As a result of the upheaval in the financial industry dating back to 2007, and as with most of the subsequent legislation, the community bank market has taken the brunt of the unintended consequences. This is no different in the area of compensation. The federal government has promulgated a flood of laws, regulation, and rules relating to the delivery of compensation within companies, but more directly within financial institutions.
While compensation practices and payments have always had to fall within safe and sound banking practices, incentives, improperly structured, brought on problems. Some banks learned during the mid-1990s that incentive compensation structured solely to promote growth, particularly growth in the loan portfolio, was dangerous. That was especially true if the bank made the incentive payment immediately, or shortly after year-end.
As a result, for a time after the mid-1990s, many banks were reluctant to delve into incentive compensation. As we have worked with banks since that time, more and more have been open to implementing annual incentives and deferred incentives so long as the structure implemented was flexible so that the incentives can/will be changed to address the current needs of the bank; addressed short-term, intermediate term and long-term risk associated with the incentive; and was compliant from a regulatory standpoint.
So that a bank has an incentive structure that provides flexibility, it is paramount to emphasize with the participants that the incentive program should not be expected year after year, and may change annually. Also, at implementation as well as each year thereafter, the participant should understand that the incentives absolutely will change based upon the environment the bank is operating in and the current needs of the bank. Goals can be bank-wide, branch-wide, individually based, or any combination of all three.

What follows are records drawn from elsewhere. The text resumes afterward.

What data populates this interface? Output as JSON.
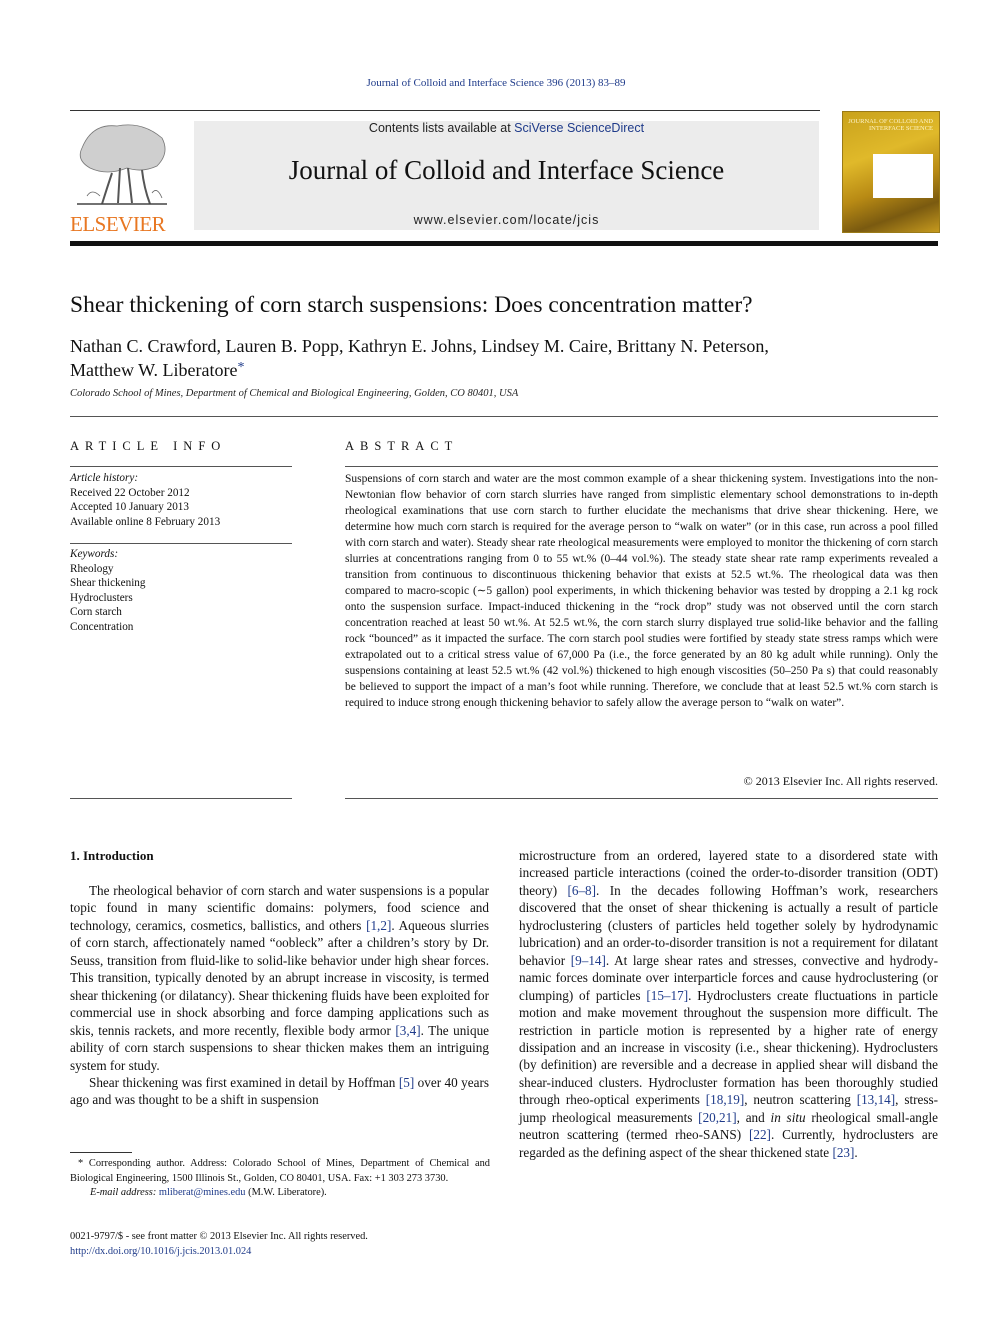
{
  "header": {
    "journal_reference": "Journal of Colloid and Interface Science 396 (2013) 83–89",
    "contents_prefix": "Contents lists available at ",
    "contents_link": "SciVerse ScienceDirect",
    "journal_title": "Journal of Colloid and Interface Science",
    "journal_url": "www.elsevier.com/locate/jcis",
    "publisher_wordmark": "ELSEVIER",
    "cover_title": "JOURNAL OF COLLOID AND INTERFACE SCIENCE",
    "logo_icon": "elsevier-tree-icon",
    "accent_color": "#1f3b8a",
    "publisher_color": "#e87722"
  },
  "article": {
    "title": "Shear thickening of corn starch suspensions: Does concentration matter?",
    "authors_line1": "Nathan C. Crawford, Lauren B. Popp, Kathryn E. Johns, Lindsey M. Caire, Brittany N. Peterson,",
    "authors_line2": "Matthew W. Liberatore",
    "corresponding_mark": "*",
    "affiliation": "Colorado School of Mines, Department of Chemical and Biological Engineering, Golden, CO 80401, USA"
  },
  "article_info": {
    "heading": "ARTICLE INFO",
    "history_label": "Article history:",
    "history": [
      "Received 22 October 2012",
      "Accepted 10 January 2013",
      "Available online 8 February 2013"
    ],
    "keywords_label": "Keywords:",
    "keywords": [
      "Rheology",
      "Shear thickening",
      "Hydroclusters",
      "Corn starch",
      "Concentration"
    ]
  },
  "abstract": {
    "heading": "ABSTRACT",
    "text": "Suspensions of corn starch and water are the most common example of a shear thickening system. Inves­tigations into the non-Newtonian flow behavior of corn starch slurries have ranged from simplistic ele­mentary school demonstrations to in-depth rheological examinations that use corn starch to further elucidate the mechanisms that drive shear thickening. Here, we determine how much corn starch is required for the average person to “walk on water” (or in this case, run across a pool filled with corn starch and water). Steady shear rate rheological measurements were employed to monitor the thickening of corn starch slurries at concentrations ranging from 0 to 55 wt.% (0–44 vol.%). The steady state shear rate ramp experiments revealed a transition from continuous to discontinuous thickening behavior that exists at 52.5 wt.%. The rheological data was then compared to macro-scopic (∼5 gallon) pool experi­ments, in which thickening behavior was tested by dropping a 2.1 kg rock onto the suspension surface. Impact-induced thickening in the “rock drop” study was not observed until the corn starch concentration reached at least 50 wt.%. At 52.5 wt.%, the corn starch slurry displayed true solid-like behavior and the falling rock “bounced” as it impacted the surface. The corn starch pool studies were fortified by steady state stress ramps which were extrapolated out to a critical stress value of 67,000 Pa (i.e., the force gen­erated by an 80 kg adult while running). Only the suspensions containing at least 52.5 wt.% (42 vol.%) thickened to high enough viscosities (50–250 Pa s) that could reasonably be believed to support the impact of a man’s foot while running. Therefore, we conclude that at least 52.5 wt.% corn starch is required to induce strong enough thickening behavior to safely allow the average person to “walk on water”.",
    "copyright": "© 2013 Elsevier Inc. All rights reserved."
  },
  "introduction": {
    "heading": "1. Introduction",
    "p1_parts": [
      "The rheological behavior of corn starch and water suspensions is a popular topic found in many scientific domains: polymers, food science and technology, ceramics, cosmetics, ballistics, and others ",
      "[1,2]",
      ". Aqueous slurries of corn starch, affectionately named “oob­leck” after a children’s story by Dr. Seuss, transition from fluid-like to solid-like behavior under high shear forces. This transition, typ­ically denoted by an abrupt increase in viscosity, is termed shear thickening (or dilatancy). Shear thickening fluids have been exploited for commercial use in shock absorbing and force damp­ing applications such as skis, tennis rackets, and more recently, flexible body armor ",
      "[3,4]",
      ". The unique ability of corn starch suspen­sions to shear thicken makes them an intriguing system for study."
    ],
    "p2_parts": [
      "Shear thickening was first examined in detail by Hoffman ",
      "[5]",
      " over 40 years ago and was thought to be a shift in suspension microstructure from an ordered, layered state to a disordered state with increased particle interactions (coined the order-to-disorder transition (ODT) theory) ",
      "[6–8]",
      ". In the decades following Hoffman’s work, researchers discovered that the onset of shear thickening is actually a result of particle hydroclustering (clusters of particles held together solely by hydrodynamic lubrication) and an order-to-disorder transition is not a requirement for dilatant behavior ",
      "[9–14]",
      ". At large shear rates and stresses, convective and hydrody­namic forces dominate over interparticle forces and cause hydro­clustering (or clumping) of particles ",
      "[15–17]",
      ". Hydroclusters create fluctuations in particle motion and make movement throughout the suspension more difficult. The restriction in parti­cle motion is represented by a higher rate of energy dissipation and an increase in viscosity (i.e., shear thickening). Hydroclusters (by definition) are reversible and a decrease in applied shear will disband the shear-induced clusters. Hydrocluster formation has been thoroughly studied through rheo-optical experiments ",
      "[18,19]",
      ", neutron scattering ",
      "[13,14]",
      ", stress-jump rheological mea­surements ",
      "[20,21]",
      ", and ",
      "in situ",
      " rheological small-angle neutron scattering (termed rheo-SANS) ",
      "[22]",
      ". Currently, hydroclusters are regarded as the defining aspect of the shear thickened state ",
      "[23]",
      "."
    ]
  },
  "footnote": {
    "corresponding": "* Corresponding author. Address: Colorado School of Mines, Department of Chemical and Biological Engineering, 1500 Illinois St., Golden, CO 80401, USA. Fax: +1 303 273 3730.",
    "email_label": "E-mail address:",
    "email": "mliberat@mines.edu",
    "email_suffix": " (M.W. Liberatore).",
    "front_matter": "0021-9797/$ - see front matter © 2013 Elsevier Inc. All rights reserved.",
    "doi": "http://dx.doi.org/10.1016/j.jcis.2013.01.024"
  }
}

Risk with incentives has really been a hot topic with the regulators over the last six to seven years, beginning with the Troubled Asset Relief Program (TARP), when everything from bonuses to stock options were prohibited so long as TARP funds had not been repaid. Generally, the Interagency Guidance on Sound Incentive Compensation Policies, promulgated in June, 2010, set forth the expectation that some incentive compensation be at risk to the participant. Included in the guidance was the recommendation that for large banking organizations, some of the incentive should be subject to deferral. Deferrals have become a more common practice among community banks as well. Even without the new regulations, it seems more banks are looking to deferrals for the purpose of retention, as pay for performance has become a more significant component of the compensation packages of key hires.

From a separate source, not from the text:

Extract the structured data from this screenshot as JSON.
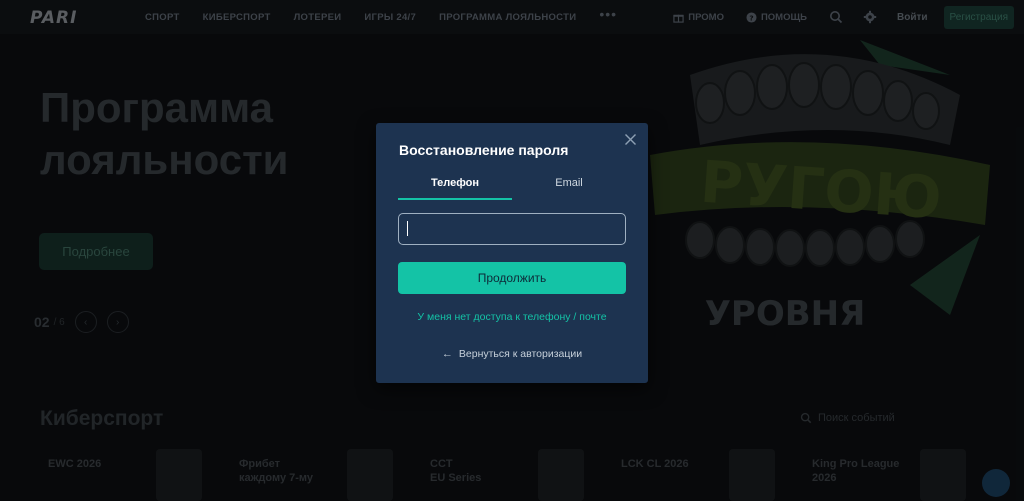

While deferred compensation for key personnel has existed for decades now, how that deferred compensation is being structured has evolved. Since the financial crisis, many banks are looking to other alternatives when it comes time to include the next generation of executives into some sort of deferred compensation program. In addition to using Supplemental Executive Retirement Plans (SERPs) or Salary Continuation Plans (SCPs), some banks are exploring using defined contribution structures. The reason for this is simple. With a defined benefit program, the bank is required to make liability accruals every year to the balance sheet for the SERP or SCP, which has with it a corresponding expense. Since the banking industry has recently gone through a period of struggle, being required to make deferred compensation accruals in a year where the bank may not be performing has been difficult. Therefore, by having a program that defines the contribution, the bank can have better control of determining when an accrual to the deferred compensation program occurs.
Many of our clients have asked us to design incentive compensation plans using Bank Owned Life Insurance (BOLI) to assist in offsetting the expense tied to the plans. This allows the compensation packages to be significant in value to the key employees, yet less significant in cost to the shareholders.
While there is more regulation to comply with following the financial crisis, if structured properly, banks can still implement creative and customized compensation programs unique to their institution to retain, recruit and reward key employees.